Online date ‘stole my money not my heart’ says mum set up with Brent’s most wanted
06:30 08 September 2016
A single-mum has warned of the pitfalls of online dating after being set up with a man who was once on a list of Brent’s most wanted criminals by match-making site OkCupid.
Nurse Linda Jordan, 52, has appealed for women to beware following her date with a former prisoner who was in pursuit of money rather than love.
She was duped into lending the man £70 and she has not seen him, or the money, since.
She was shocked to later find his face in an online gallery of Brent’s most wanted men issued by police some years ago.
The mum-of-three has warned other women to beware.
“Don’t take people at face value,” she said.
“You realise afterwards that you’ve been made a mug of. I would warn people to be cautious of online dating and don’t hand strangers money.
“It didn’t even occur to me that it might be a risk.”
The man, who cannot be named for legal reasons, chatted her up online and quickly asked to meet face-to-face.
At first Ms Jordan thought he seemed “just like a normal person really” but her suspicions were aroused when he asked to borrow money.
“He told me his car was in the pound and he needed £70 and that was the last I saw of him,” she said. “He did try to get more money out of me the following day, which I point blank refused. I realised he was a scammer.
“He was very insistent, he gave all these excuses and he was very clever.”
Our investigation has shown the man went to prison following the police appeal, which was in relation to a robbery, and has since been released.
A Metropolitan Police spokeswoman said: “He is not wanted for this offence now.”
Our reporter attempted to track down the man and confront him about why he has not repaid the £70. He has not returned calls from the Times.

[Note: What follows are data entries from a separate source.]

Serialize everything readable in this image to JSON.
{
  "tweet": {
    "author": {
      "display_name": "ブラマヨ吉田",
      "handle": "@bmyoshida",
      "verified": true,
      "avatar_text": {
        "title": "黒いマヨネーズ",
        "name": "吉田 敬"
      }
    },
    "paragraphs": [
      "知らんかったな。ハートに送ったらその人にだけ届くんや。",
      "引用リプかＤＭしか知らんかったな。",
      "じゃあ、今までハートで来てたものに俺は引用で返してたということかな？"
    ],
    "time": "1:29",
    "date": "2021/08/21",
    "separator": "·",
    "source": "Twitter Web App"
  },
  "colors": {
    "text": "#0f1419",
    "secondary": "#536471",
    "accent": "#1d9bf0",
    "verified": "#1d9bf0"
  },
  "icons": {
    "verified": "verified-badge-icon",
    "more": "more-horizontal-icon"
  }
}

Ms Jordan, who lives in Hertfordshire, said he was very convincing.
“He came across just as a normal person really,” she said. “I take people at face value and I just wanted to meet someone nice.”
OkCupid did not respond to the Times’ request for comment.
EMERGING THREAT OF ‘ROMANCE FRAUDSTERS’
Figures reveal online dating fraud in the UK is on the rise with a 33 per cent increase in cases in 2014 compared to the previous year.
Statistics from the National Fraud Intelligence Bureau show “romance fraudsters” cost the UK public £34million in 2014 compared to £24.5million in 2013.
There was also a significant rise in reported fraud cases from April to May 2014, suggesting people may be more susceptible to romance scams in the wake of Valentine’s Day.
The National Crime Agency (NCA) has reported a six-fold increase in rape claims linked to first dates organised through online dating apps.
A report in February this year showed police forces logged 184 rape allegations in the UK in 2014 – up from 33 in 2009.
“Reports indicate that these offences took place during the first face-to-face meeting between the victim and the offender and they initially met online,” it said.
“This emerging threat appears to be a result of the increasing popularity of online dating.”
One in three relationships now start online and seven million users across the UK are registered with online dating sites, according to market research group Mintel.
TOP TIPS FOR SAFE INTERNET DATING
Get Safe Online says:
Never disclose private information on online dating sites.
Be anonymous, choose a username that doesn’t let everyone know who you are.
Be very careful about how and when you meet people in person. Meet in public and stay in public.
Money requests are a red light. Never send or transfer money to people you meet online, however unfortunate their story.
Get to know people, take your time and trust your instincts.
Check if the dating site you use is a member of the Online Dating Association.
To find out more visit www.getsafeonline.org/protecting-yourself/online-dating